Pictures aside, output each record exactly.

--- STORED DATA Enclosed Below ---

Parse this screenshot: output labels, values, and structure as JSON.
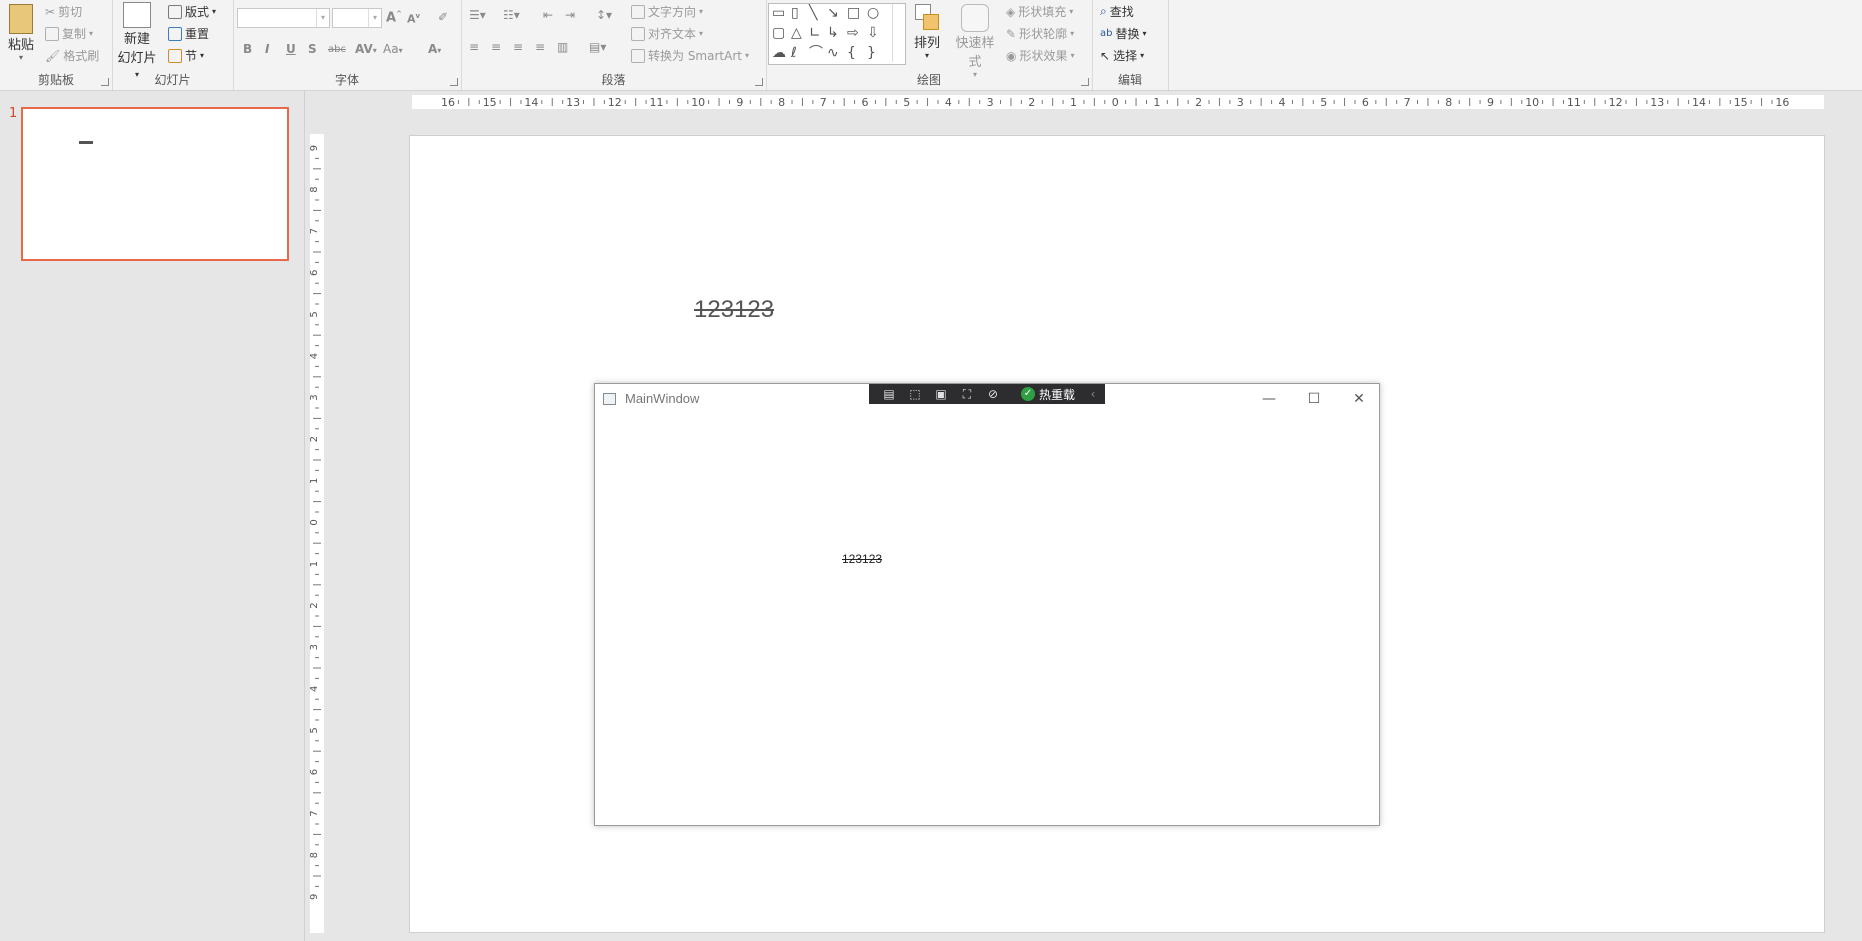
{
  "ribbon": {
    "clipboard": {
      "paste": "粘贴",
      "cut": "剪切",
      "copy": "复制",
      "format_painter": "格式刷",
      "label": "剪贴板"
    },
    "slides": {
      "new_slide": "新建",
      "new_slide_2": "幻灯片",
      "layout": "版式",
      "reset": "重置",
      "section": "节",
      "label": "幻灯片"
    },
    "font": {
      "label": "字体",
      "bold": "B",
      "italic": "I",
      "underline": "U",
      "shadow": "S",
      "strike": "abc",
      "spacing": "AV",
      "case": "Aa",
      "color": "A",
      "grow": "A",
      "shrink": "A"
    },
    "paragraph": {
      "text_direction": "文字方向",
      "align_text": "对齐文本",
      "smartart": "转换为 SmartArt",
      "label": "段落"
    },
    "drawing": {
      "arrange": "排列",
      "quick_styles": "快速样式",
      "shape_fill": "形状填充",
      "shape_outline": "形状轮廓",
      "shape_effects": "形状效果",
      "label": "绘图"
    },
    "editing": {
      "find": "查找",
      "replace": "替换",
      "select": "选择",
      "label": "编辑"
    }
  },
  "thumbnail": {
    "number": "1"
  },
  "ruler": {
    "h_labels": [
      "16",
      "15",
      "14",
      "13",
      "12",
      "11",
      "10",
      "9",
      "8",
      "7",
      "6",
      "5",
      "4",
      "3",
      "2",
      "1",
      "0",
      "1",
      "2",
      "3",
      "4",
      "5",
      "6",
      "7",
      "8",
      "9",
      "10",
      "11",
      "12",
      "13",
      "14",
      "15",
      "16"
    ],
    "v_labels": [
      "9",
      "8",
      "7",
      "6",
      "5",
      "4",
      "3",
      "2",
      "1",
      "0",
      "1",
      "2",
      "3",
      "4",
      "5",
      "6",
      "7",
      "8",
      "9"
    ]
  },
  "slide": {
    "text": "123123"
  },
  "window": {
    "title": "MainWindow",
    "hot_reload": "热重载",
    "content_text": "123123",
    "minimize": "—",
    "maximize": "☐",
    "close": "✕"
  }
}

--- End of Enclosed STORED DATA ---

ANSWER BOX >>
Parse this screenshot: output labels, values, and structure as JSON.
{
  "ribbon": {
    "clipboard": {
      "paste": "粘贴",
      "cut": "剪切",
      "copy": "复制",
      "format_painter": "格式刷",
      "label": "剪贴板"
    },
    "slides": {
      "new_slide": "新建",
      "new_slide_2": "幻灯片",
      "layout": "版式",
      "reset": "重置",
      "section": "节",
      "label": "幻灯片"
    },
    "font": {
      "label": "字体",
      "bold": "B",
      "italic": "I",
      "underline": "U",
      "shadow": "S",
      "strike": "abc",
      "spacing": "AV",
      "case": "Aa",
      "color": "A",
      "grow": "A",
      "shrink": "A"
    },
    "paragraph": {
      "text_direction": "文字方向",
      "align_text": "对齐文本",
      "smartart": "转换为 SmartArt",
      "label": "段落"
    },
    "drawing": {
      "arrange": "排列",
      "quick_styles": "快速样式",
      "shape_fill": "形状填充",
      "shape_outline": "形状轮廓",
      "shape_effects": "形状效果",
      "label": "绘图"
    },
    "editing": {
      "find": "查找",
      "replace": "替换",
      "select": "选择",
      "label": "编辑"
    }
  },
  "thumbnail": {
    "number": "1"
  },
  "ruler": {
    "h_labels": [
      "16",
      "15",
      "14",
      "13",
      "12",
      "11",
      "10",
      "9",
      "8",
      "7",
      "6",
      "5",
      "4",
      "3",
      "2",
      "1",
      "0",
      "1",
      "2",
      "3",
      "4",
      "5",
      "6",
      "7",
      "8",
      "9",
      "10",
      "11",
      "12",
      "13",
      "14",
      "15",
      "16"
    ],
    "v_labels": [
      "9",
      "8",
      "7",
      "6",
      "5",
      "4",
      "3",
      "2",
      "1",
      "0",
      "1",
      "2",
      "3",
      "4",
      "5",
      "6",
      "7",
      "8",
      "9"
    ]
  },
  "slide": {
    "text": "123123"
  },
  "window": {
    "title": "MainWindow",
    "hot_reload": "热重载",
    "content_text": "123123",
    "minimize": "—",
    "maximize": "☐",
    "close": "✕"
  }
}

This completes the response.